- Task statement: Using the material that follows, say how many lines contain the string "Marshall". Answer with a number only.

*-*-*

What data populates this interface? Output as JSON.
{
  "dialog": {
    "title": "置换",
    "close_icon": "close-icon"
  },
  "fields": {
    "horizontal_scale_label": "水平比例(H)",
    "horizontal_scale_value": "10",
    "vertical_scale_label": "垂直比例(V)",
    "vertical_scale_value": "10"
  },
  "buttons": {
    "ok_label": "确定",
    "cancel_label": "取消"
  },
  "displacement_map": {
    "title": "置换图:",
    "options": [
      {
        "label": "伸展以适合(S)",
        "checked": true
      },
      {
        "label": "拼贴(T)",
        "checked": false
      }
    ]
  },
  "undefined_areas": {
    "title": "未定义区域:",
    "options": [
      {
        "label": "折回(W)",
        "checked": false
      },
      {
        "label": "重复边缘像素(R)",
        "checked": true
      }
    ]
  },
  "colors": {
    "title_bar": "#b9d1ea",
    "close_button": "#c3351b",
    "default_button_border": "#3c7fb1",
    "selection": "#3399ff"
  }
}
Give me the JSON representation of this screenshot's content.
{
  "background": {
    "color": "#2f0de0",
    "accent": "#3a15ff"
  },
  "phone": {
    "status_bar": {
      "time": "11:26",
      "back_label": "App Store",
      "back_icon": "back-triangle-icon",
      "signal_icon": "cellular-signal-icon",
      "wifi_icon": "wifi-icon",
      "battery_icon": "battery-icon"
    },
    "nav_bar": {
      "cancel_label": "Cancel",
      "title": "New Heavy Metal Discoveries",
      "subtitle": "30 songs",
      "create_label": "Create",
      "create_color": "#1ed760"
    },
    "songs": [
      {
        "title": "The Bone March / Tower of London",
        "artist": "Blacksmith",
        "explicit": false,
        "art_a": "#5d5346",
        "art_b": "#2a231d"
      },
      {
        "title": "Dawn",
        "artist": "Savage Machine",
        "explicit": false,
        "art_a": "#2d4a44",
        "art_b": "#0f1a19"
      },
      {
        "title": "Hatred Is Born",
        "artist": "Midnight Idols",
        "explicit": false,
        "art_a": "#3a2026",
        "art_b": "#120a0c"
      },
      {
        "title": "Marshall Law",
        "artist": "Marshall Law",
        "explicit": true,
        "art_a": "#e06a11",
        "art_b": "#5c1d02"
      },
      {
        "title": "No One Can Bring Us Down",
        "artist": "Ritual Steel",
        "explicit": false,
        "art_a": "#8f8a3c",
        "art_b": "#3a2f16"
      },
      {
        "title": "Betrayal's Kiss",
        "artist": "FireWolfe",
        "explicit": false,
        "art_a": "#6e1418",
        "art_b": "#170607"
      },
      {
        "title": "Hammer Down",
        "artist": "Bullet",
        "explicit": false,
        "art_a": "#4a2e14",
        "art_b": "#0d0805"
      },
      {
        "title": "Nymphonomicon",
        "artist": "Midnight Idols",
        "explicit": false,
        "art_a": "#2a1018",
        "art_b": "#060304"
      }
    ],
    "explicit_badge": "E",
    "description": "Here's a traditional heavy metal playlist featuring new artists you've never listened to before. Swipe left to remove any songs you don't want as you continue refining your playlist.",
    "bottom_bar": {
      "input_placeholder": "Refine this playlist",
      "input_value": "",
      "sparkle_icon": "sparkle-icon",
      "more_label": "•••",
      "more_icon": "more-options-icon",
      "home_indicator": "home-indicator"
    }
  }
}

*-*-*

- Task response: 2